Dataset rows for apps and sites
★ ★ ★ ★ ★

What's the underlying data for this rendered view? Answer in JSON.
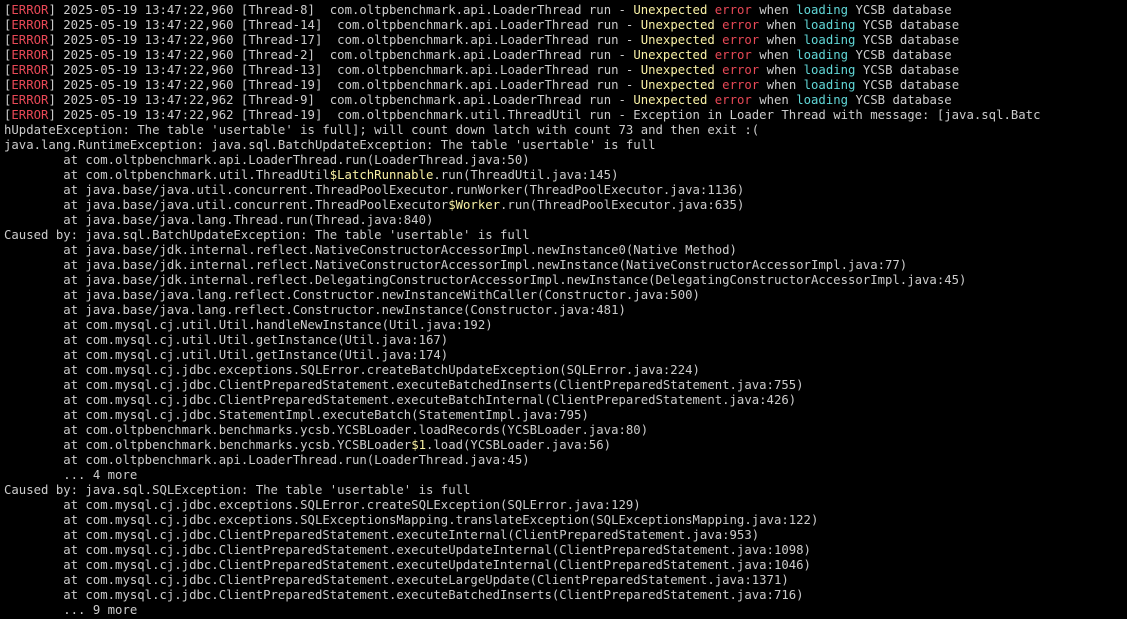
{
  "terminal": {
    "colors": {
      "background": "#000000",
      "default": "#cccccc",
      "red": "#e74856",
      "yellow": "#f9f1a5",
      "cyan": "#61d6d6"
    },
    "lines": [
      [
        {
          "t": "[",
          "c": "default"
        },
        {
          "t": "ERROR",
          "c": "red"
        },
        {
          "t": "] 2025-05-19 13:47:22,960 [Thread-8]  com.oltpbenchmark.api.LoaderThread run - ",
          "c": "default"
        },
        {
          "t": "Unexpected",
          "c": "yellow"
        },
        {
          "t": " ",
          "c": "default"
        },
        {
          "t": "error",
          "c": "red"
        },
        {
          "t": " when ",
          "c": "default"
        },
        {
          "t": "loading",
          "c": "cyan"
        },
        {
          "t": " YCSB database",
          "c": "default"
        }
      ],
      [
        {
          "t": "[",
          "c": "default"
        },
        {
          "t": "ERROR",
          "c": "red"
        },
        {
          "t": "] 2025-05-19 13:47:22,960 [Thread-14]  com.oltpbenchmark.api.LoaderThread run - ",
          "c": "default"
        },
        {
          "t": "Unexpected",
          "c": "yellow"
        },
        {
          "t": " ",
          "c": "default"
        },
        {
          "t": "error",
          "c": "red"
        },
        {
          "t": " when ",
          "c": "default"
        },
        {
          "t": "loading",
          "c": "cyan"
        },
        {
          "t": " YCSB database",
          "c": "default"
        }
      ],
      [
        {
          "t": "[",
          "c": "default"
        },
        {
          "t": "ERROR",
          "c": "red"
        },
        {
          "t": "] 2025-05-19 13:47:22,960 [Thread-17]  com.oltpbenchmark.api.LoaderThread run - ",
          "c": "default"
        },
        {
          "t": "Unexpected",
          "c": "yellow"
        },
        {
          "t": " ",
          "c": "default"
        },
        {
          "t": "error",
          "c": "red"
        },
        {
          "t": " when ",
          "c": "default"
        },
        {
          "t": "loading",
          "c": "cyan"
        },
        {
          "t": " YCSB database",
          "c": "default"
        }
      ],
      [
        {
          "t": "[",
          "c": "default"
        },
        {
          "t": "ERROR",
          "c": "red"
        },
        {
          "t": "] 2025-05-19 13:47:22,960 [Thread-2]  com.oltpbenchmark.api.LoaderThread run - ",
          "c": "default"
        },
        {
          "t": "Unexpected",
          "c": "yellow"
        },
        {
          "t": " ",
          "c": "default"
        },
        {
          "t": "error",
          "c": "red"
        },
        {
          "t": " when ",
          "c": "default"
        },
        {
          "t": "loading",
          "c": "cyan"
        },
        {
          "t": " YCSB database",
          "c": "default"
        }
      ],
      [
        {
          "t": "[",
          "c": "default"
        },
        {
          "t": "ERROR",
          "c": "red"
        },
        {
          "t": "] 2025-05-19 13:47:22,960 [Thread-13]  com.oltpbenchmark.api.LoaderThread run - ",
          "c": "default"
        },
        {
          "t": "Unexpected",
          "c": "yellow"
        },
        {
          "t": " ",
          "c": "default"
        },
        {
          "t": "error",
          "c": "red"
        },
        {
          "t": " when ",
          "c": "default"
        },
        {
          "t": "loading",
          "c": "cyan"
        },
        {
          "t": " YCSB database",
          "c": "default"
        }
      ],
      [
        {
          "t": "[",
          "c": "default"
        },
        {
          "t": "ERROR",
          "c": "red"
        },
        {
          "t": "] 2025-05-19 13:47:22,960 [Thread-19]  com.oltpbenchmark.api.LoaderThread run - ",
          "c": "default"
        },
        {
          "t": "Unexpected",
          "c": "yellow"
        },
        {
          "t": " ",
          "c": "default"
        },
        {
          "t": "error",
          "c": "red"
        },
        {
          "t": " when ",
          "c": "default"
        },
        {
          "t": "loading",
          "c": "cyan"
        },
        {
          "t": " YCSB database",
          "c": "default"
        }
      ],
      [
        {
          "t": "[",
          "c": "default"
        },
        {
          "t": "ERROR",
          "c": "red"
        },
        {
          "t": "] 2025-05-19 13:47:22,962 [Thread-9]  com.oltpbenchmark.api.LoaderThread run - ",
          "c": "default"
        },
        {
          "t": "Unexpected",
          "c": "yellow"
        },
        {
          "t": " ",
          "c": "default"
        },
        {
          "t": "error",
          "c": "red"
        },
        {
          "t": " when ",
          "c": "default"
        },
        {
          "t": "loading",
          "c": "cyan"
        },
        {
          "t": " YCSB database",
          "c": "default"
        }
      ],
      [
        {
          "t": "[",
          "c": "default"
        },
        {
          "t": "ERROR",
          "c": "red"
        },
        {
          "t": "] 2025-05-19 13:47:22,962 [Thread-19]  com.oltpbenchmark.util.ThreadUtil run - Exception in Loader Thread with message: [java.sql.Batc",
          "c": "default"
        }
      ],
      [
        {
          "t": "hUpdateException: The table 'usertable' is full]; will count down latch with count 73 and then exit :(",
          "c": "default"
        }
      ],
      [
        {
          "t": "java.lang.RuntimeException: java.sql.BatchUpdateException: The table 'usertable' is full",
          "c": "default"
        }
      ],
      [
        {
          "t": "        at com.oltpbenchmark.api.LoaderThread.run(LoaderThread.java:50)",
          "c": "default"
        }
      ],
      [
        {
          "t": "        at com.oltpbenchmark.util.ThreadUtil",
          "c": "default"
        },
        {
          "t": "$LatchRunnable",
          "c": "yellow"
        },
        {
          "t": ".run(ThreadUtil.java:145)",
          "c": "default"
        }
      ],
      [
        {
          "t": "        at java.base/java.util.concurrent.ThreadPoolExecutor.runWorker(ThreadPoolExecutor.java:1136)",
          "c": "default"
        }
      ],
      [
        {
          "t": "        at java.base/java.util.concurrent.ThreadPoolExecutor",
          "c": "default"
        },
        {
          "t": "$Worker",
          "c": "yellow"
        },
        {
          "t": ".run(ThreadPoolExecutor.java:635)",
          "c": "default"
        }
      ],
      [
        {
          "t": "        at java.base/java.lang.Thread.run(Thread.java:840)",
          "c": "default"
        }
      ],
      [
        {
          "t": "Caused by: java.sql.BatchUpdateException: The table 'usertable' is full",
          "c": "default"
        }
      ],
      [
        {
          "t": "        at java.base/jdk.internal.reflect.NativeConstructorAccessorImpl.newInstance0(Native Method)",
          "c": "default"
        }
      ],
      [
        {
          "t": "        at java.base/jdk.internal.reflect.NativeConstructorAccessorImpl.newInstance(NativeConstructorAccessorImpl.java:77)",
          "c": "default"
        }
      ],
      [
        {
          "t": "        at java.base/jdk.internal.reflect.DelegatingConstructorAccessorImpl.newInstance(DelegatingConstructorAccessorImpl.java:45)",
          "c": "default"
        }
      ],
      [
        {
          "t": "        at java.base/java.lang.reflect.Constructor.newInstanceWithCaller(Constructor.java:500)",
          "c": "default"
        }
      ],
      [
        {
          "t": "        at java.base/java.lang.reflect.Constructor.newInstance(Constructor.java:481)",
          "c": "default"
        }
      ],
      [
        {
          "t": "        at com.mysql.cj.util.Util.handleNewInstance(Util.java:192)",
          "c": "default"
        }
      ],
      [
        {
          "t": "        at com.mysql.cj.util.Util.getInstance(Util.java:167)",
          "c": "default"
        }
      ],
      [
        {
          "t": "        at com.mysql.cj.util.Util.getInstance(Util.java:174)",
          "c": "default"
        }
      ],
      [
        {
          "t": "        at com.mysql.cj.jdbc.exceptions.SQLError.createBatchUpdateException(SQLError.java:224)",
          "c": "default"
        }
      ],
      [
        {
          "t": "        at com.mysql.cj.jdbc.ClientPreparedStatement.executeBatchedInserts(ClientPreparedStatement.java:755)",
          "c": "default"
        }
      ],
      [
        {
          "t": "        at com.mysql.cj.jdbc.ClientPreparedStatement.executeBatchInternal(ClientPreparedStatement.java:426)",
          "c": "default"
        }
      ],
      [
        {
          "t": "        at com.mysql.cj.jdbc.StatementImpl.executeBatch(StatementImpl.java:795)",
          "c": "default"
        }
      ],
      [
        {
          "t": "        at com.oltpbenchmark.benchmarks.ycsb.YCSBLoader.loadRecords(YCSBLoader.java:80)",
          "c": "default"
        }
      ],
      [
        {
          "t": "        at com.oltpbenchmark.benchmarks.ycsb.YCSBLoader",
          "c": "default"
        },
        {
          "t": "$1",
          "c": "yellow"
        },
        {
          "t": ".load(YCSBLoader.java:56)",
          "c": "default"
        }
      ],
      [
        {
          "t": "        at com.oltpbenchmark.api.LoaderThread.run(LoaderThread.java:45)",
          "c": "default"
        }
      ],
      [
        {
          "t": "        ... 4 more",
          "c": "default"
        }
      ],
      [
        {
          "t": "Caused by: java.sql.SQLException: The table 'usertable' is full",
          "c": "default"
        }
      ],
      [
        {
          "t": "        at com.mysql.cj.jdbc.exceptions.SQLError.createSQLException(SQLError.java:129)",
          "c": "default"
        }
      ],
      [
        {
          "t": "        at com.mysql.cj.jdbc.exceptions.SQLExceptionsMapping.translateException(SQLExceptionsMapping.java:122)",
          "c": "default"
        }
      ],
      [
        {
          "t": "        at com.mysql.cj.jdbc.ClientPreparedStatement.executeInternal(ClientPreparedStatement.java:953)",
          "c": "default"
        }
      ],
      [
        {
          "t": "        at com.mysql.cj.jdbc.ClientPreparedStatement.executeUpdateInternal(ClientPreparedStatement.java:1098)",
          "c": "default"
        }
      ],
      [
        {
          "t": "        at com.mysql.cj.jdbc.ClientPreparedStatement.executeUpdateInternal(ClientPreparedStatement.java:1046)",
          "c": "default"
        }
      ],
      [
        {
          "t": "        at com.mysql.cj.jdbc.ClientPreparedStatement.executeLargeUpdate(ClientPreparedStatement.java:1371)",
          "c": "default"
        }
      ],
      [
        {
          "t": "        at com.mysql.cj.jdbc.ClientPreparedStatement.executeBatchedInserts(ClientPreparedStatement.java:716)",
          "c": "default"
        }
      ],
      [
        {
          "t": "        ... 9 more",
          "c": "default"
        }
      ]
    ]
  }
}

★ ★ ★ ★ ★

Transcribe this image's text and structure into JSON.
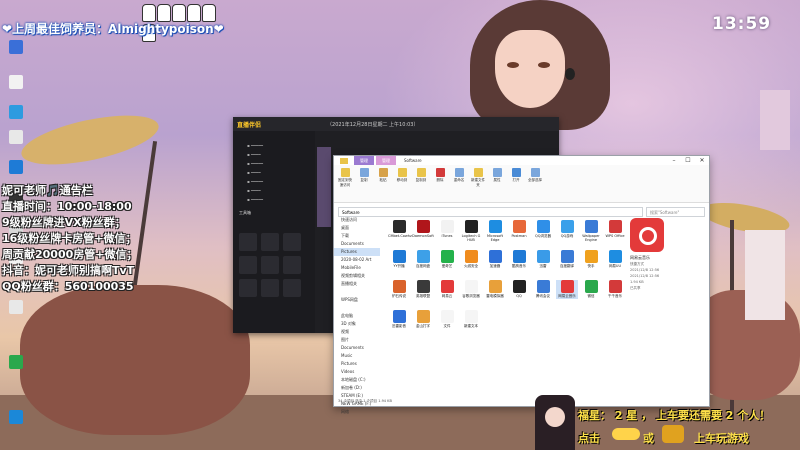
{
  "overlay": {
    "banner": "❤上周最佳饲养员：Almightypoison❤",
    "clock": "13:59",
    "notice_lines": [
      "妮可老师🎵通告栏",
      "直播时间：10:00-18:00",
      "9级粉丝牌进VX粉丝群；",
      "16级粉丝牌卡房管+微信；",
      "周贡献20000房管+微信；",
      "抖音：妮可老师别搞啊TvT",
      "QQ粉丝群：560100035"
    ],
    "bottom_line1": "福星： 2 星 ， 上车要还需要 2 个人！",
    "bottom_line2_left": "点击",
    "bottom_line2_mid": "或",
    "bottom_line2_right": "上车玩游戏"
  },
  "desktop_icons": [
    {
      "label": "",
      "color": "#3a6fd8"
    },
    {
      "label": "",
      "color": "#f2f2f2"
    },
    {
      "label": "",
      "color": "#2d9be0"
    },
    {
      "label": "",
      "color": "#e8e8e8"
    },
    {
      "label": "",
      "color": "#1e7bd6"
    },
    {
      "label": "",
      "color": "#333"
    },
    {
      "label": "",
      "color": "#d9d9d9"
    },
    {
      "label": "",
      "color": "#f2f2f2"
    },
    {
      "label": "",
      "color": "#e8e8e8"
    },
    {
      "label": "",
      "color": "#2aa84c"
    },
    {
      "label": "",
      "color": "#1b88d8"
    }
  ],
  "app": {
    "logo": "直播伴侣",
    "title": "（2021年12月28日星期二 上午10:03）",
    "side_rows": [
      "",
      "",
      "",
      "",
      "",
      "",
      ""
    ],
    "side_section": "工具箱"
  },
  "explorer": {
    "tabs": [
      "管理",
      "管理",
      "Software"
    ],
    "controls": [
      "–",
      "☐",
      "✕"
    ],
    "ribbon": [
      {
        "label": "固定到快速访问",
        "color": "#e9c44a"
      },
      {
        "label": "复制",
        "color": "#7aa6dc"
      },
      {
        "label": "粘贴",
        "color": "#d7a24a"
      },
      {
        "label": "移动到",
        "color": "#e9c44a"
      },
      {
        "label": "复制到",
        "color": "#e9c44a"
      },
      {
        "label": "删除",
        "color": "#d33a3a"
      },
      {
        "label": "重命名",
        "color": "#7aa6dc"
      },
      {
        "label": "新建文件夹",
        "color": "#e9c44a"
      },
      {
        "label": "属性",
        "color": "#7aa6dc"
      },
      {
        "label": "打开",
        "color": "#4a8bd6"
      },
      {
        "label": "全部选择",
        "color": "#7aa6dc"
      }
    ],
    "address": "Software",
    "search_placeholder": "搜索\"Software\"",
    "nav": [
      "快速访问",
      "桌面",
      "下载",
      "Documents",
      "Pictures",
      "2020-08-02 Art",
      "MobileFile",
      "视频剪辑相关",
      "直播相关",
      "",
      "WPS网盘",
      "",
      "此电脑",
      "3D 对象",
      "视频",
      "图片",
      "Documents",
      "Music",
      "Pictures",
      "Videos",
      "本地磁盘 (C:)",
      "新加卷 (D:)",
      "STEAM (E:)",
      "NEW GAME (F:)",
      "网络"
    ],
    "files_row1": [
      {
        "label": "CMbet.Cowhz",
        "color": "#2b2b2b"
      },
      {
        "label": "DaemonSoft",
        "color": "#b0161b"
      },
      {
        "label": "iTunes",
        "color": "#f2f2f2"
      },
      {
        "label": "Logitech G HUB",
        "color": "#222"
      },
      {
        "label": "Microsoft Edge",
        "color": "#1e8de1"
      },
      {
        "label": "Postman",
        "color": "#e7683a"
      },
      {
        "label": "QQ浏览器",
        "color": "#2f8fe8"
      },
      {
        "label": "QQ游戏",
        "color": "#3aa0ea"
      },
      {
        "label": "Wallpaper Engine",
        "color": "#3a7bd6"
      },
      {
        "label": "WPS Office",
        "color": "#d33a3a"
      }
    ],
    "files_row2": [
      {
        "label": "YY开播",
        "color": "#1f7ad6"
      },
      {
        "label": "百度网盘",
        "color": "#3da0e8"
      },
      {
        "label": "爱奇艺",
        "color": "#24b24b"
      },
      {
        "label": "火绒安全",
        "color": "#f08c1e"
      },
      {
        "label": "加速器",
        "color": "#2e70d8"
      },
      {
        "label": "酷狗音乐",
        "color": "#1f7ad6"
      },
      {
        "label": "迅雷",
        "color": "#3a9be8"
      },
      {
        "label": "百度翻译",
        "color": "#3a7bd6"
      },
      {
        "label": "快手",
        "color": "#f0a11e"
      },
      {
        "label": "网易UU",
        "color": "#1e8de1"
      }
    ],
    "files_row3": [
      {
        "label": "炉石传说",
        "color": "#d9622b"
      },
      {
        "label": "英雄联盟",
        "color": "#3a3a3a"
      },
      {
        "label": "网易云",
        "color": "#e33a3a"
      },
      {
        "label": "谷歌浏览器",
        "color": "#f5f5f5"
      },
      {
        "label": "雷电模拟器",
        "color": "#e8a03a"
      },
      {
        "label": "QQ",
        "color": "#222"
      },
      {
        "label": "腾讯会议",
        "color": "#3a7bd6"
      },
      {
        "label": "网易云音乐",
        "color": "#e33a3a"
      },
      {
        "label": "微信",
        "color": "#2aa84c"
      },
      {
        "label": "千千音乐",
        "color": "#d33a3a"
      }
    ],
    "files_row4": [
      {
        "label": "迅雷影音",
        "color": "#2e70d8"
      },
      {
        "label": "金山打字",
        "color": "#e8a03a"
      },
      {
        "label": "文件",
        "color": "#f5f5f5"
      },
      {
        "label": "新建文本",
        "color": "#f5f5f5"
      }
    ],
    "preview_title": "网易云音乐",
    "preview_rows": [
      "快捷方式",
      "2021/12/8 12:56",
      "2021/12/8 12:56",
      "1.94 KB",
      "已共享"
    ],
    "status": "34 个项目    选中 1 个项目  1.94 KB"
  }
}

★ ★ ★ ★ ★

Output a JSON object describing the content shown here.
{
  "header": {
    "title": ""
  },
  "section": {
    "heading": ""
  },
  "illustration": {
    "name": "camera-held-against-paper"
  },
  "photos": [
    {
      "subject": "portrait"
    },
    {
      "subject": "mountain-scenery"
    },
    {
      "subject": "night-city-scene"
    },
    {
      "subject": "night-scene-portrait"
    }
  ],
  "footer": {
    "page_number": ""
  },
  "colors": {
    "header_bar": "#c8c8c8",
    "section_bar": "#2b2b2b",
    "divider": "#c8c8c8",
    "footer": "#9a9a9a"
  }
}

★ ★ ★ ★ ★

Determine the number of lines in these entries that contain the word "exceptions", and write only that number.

3